• [Working data]
::::

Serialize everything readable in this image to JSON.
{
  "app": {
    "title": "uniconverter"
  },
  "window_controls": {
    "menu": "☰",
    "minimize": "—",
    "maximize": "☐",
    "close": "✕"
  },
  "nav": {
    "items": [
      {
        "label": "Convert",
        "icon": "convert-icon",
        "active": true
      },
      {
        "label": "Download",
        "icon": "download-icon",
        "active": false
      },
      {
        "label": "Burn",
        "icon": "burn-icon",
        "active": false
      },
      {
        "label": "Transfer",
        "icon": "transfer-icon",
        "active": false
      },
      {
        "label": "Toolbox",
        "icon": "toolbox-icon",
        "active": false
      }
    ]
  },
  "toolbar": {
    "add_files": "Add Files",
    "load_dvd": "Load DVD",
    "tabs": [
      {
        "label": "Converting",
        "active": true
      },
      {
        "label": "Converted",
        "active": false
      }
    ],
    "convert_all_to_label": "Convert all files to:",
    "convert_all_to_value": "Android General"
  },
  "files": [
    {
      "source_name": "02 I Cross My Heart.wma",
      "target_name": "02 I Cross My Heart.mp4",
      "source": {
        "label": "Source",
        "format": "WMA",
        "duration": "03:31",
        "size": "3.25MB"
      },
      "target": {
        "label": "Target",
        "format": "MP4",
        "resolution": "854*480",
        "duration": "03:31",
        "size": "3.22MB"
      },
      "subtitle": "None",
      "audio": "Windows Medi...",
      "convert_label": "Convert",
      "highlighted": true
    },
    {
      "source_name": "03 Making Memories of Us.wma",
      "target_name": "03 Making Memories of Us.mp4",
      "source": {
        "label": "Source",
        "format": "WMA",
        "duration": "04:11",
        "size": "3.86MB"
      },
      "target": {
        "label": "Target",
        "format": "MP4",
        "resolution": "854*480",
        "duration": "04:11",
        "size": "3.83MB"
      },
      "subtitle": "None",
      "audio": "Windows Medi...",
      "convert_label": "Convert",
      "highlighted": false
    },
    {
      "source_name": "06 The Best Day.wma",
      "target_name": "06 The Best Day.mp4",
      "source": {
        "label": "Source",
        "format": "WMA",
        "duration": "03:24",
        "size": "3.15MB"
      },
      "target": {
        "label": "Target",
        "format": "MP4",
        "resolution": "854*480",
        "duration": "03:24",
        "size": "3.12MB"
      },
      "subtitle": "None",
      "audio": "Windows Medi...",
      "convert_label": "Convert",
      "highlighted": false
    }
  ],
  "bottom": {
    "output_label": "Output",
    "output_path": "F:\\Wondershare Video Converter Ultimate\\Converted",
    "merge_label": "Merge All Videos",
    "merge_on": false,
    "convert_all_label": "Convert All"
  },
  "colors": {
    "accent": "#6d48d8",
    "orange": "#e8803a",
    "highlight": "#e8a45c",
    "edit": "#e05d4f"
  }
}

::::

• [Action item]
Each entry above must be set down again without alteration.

• [Response]
Serialize everything readable in this image to JSON.
{
  "app": {
    "title": "uniconverter"
  },
  "window_controls": {
    "menu": "☰",
    "minimize": "—",
    "maximize": "☐",
    "close": "✕"
  },
  "nav": {
    "items": [
      {
        "label": "Convert",
        "icon": "convert-icon",
        "active": true
      },
      {
        "label": "Download",
        "icon": "download-icon",
        "active": false
      },
      {
        "label": "Burn",
        "icon": "burn-icon",
        "active": false
      },
      {
        "label": "Transfer",
        "icon": "transfer-icon",
        "active": false
      },
      {
        "label": "Toolbox",
        "icon": "toolbox-icon",
        "active": false
      }
    ]
  },
  "toolbar": {
    "add_files": "Add Files",
    "load_dvd": "Load DVD",
    "tabs": [
      {
        "label": "Converting",
        "active": true
      },
      {
        "label": "Converted",
        "active": false
      }
    ],
    "convert_all_to_label": "Convert all files to:",
    "convert_all_to_value": "Android General"
  },
  "files": [
    {
      "source_name": "02 I Cross My Heart.wma",
      "target_name": "02 I Cross My Heart.mp4",
      "source": {
        "label": "Source",
        "format": "WMA",
        "duration": "03:31",
        "size": "3.25MB"
      },
      "target": {
        "label": "Target",
        "format": "MP4",
        "resolution": "854*480",
        "duration": "03:31",
        "size": "3.22MB"
      },
      "subtitle": "None",
      "audio": "Windows Medi...",
      "convert_label": "Convert",
      "highlighted": true
    },
    {
      "source_name": "03 Making Memories of Us.wma",
      "target_name": "03 Making Memories of Us.mp4",
      "source": {
        "label": "Source",
        "format": "WMA",
        "duration": "04:11",
        "size": "3.86MB"
      },
      "target": {
        "label": "Target",
        "format": "MP4",
        "resolution": "854*480",
        "duration": "04:11",
        "size": "3.83MB"
      },
      "subtitle": "None",
      "audio": "Windows Medi...",
      "convert_label": "Convert",
      "highlighted": false
    },
    {
      "source_name": "06 The Best Day.wma",
      "target_name": "06 The Best Day.mp4",
      "source": {
        "label": "Source",
        "format": "WMA",
        "duration": "03:24",
        "size": "3.15MB"
      },
      "target": {
        "label": "Target",
        "format": "MP4",
        "resolution": "854*480",
        "duration": "03:24",
        "size": "3.12MB"
      },
      "subtitle": "None",
      "audio": "Windows Medi...",
      "convert_label": "Convert",
      "highlighted": false
    }
  ],
  "bottom": {
    "output_label": "Output",
    "output_path": "F:\\Wondershare Video Converter Ultimate\\Converted",
    "merge_label": "Merge All Videos",
    "merge_on": false,
    "convert_all_label": "Convert All"
  },
  "colors": {
    "accent": "#6d48d8",
    "orange": "#e8803a",
    "highlight": "#e8a45c",
    "edit": "#e05d4f"
  }
}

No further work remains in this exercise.